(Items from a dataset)
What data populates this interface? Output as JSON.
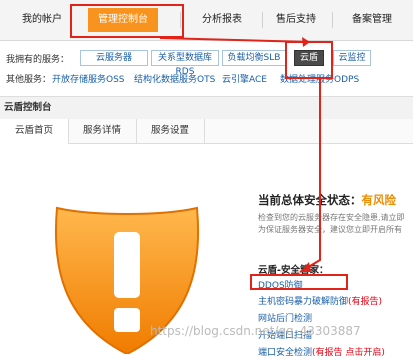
{
  "topnav": {
    "tabs": [
      {
        "label": "我的帐户"
      },
      {
        "label": "管理控制台"
      },
      {
        "label": "分析报表"
      },
      {
        "label": "售后支持"
      },
      {
        "label": "备案管理"
      }
    ]
  },
  "services": {
    "owned_label": "我拥有的服务：",
    "owned": [
      "云服务器",
      "关系型数据库RDS",
      "负载均衡SLB",
      "云盾",
      "云监控"
    ],
    "other_label": "其他服务：",
    "other": [
      "开放存储服务OSS",
      "结构化数据服务OTS",
      "云引擎ACE",
      "数据处理服务ODPS"
    ]
  },
  "panel": {
    "title": "云盾控制台",
    "tabs": [
      "云盾首页",
      "服务详情",
      "服务设置"
    ]
  },
  "status": {
    "prefix": "当前总体安全状态：",
    "value": "有风险",
    "desc_line1": "检查到您的云服务器存在安全隐患,请立即",
    "desc_line2": "为保证服务器安全，建议您立即开启所有"
  },
  "security": {
    "title": "云盾-安全管家：",
    "items": [
      {
        "label": "DDOS防御",
        "tag": ""
      },
      {
        "label": "主机密码暴力破解防御",
        "tag": "(有报告)"
      },
      {
        "label": "网站后门检测",
        "tag": ""
      },
      {
        "label": "开始端口扫描",
        "tag": ""
      },
      {
        "label": "端口安全检测",
        "tag": "(有报告 点击开启)"
      }
    ]
  },
  "watermark": "https://blog.csdn.net/qq_43303887",
  "colors": {
    "accent": "#f7931e",
    "link": "#1a5fa8",
    "highlight": "#e2231a",
    "risk": "#f08c00"
  }
}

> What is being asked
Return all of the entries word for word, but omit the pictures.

> Exercise response
What data populates this interface? Output as JSON.
{
  "topnav": {
    "tabs": [
      {
        "label": "我的帐户"
      },
      {
        "label": "管理控制台"
      },
      {
        "label": "分析报表"
      },
      {
        "label": "售后支持"
      },
      {
        "label": "备案管理"
      }
    ]
  },
  "services": {
    "owned_label": "我拥有的服务：",
    "owned": [
      "云服务器",
      "关系型数据库RDS",
      "负载均衡SLB",
      "云盾",
      "云监控"
    ],
    "other_label": "其他服务：",
    "other": [
      "开放存储服务OSS",
      "结构化数据服务OTS",
      "云引擎ACE",
      "数据处理服务ODPS"
    ]
  },
  "panel": {
    "title": "云盾控制台",
    "tabs": [
      "云盾首页",
      "服务详情",
      "服务设置"
    ]
  },
  "status": {
    "prefix": "当前总体安全状态：",
    "value": "有风险",
    "desc_line1": "检查到您的云服务器存在安全隐患,请立即",
    "desc_line2": "为保证服务器安全，建议您立即开启所有"
  },
  "security": {
    "title": "云盾-安全管家：",
    "items": [
      {
        "label": "DDOS防御",
        "tag": ""
      },
      {
        "label": "主机密码暴力破解防御",
        "tag": "(有报告)"
      },
      {
        "label": "网站后门检测",
        "tag": ""
      },
      {
        "label": "开始端口扫描",
        "tag": ""
      },
      {
        "label": "端口安全检测",
        "tag": "(有报告 点击开启)"
      }
    ]
  },
  "watermark": "https://blog.csdn.net/qq_43303887",
  "colors": {
    "accent": "#f7931e",
    "link": "#1a5fa8",
    "highlight": "#e2231a",
    "risk": "#f08c00"
  }
}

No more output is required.